[RECORDS SUPPLIED — start]
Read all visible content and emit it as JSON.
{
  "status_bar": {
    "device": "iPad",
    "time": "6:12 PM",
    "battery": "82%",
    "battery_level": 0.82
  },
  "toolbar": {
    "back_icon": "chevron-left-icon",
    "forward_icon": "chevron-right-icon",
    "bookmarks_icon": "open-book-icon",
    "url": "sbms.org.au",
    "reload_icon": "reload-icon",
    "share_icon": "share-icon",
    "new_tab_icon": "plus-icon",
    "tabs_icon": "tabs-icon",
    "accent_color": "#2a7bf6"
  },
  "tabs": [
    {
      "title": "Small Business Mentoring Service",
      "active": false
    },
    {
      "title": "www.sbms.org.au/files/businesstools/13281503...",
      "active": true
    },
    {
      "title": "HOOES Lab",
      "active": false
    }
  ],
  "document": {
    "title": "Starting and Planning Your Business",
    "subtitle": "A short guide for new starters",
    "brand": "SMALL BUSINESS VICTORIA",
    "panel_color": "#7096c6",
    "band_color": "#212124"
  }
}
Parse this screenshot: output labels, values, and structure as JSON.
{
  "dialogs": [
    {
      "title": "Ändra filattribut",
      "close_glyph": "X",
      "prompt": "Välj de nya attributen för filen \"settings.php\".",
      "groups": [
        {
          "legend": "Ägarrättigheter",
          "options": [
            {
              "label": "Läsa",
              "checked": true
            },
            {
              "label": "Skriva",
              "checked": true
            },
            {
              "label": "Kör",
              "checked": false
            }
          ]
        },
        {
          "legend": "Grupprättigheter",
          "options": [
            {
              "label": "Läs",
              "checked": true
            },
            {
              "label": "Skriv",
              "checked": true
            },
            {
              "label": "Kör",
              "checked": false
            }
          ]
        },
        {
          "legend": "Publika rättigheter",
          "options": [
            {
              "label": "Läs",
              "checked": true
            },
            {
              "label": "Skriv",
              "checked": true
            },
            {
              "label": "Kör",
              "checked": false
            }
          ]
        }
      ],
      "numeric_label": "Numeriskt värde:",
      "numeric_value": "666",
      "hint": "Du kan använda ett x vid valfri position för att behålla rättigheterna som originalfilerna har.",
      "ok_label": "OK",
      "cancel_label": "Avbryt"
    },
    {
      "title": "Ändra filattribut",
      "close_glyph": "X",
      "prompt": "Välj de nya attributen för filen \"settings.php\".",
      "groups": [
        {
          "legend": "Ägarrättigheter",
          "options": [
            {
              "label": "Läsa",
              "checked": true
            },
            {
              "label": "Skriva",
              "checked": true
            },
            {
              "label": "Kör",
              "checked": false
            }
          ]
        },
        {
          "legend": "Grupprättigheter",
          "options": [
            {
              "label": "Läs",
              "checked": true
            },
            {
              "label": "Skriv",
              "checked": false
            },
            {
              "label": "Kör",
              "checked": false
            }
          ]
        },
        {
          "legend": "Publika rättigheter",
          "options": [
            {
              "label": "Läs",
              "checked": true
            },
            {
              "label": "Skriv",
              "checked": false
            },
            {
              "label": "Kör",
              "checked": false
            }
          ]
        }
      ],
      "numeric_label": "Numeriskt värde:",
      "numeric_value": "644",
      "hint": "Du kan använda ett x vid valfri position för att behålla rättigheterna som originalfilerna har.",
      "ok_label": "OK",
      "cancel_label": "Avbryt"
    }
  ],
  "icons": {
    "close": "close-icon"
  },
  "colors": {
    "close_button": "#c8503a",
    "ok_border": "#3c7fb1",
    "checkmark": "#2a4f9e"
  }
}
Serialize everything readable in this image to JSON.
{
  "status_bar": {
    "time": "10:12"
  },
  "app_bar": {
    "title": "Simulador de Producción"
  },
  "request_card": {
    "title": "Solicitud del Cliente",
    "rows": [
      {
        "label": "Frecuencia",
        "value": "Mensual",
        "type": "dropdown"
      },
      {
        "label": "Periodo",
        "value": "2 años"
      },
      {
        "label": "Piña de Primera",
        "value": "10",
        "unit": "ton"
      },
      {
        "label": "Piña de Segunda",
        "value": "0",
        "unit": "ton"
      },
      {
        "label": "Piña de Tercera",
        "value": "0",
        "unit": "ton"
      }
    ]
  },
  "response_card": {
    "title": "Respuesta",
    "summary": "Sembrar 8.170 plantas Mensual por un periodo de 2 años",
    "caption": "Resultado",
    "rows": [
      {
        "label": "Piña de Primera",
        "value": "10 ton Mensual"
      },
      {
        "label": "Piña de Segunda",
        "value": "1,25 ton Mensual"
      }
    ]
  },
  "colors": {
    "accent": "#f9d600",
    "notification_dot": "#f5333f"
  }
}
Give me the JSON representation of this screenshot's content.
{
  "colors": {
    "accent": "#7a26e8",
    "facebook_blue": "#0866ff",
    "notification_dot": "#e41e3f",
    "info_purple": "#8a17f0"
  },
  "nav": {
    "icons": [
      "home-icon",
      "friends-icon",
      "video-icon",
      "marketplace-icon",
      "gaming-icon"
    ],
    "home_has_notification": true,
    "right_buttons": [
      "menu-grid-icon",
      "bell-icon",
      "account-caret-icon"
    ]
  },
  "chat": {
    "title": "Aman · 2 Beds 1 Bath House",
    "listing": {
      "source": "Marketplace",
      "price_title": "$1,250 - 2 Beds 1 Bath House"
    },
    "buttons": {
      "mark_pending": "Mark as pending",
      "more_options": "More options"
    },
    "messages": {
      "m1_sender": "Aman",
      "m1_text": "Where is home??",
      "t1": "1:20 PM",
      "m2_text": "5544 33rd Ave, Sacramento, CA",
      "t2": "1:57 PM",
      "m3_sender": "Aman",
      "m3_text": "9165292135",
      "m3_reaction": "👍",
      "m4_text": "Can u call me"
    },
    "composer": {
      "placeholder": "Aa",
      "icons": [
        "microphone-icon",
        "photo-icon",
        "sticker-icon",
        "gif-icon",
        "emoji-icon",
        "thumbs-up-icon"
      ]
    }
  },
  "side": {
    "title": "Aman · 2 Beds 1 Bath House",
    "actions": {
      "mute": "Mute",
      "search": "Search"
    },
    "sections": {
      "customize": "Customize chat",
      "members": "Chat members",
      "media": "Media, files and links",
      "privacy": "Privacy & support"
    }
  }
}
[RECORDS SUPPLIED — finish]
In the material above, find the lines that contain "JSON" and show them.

Read all visible content and emit it as JSON.
Parse this screenshot: output labels, values, and structure as JSON.
Serialize everything readable in this image to JSON.
Give me the JSON representation of this screenshot's content.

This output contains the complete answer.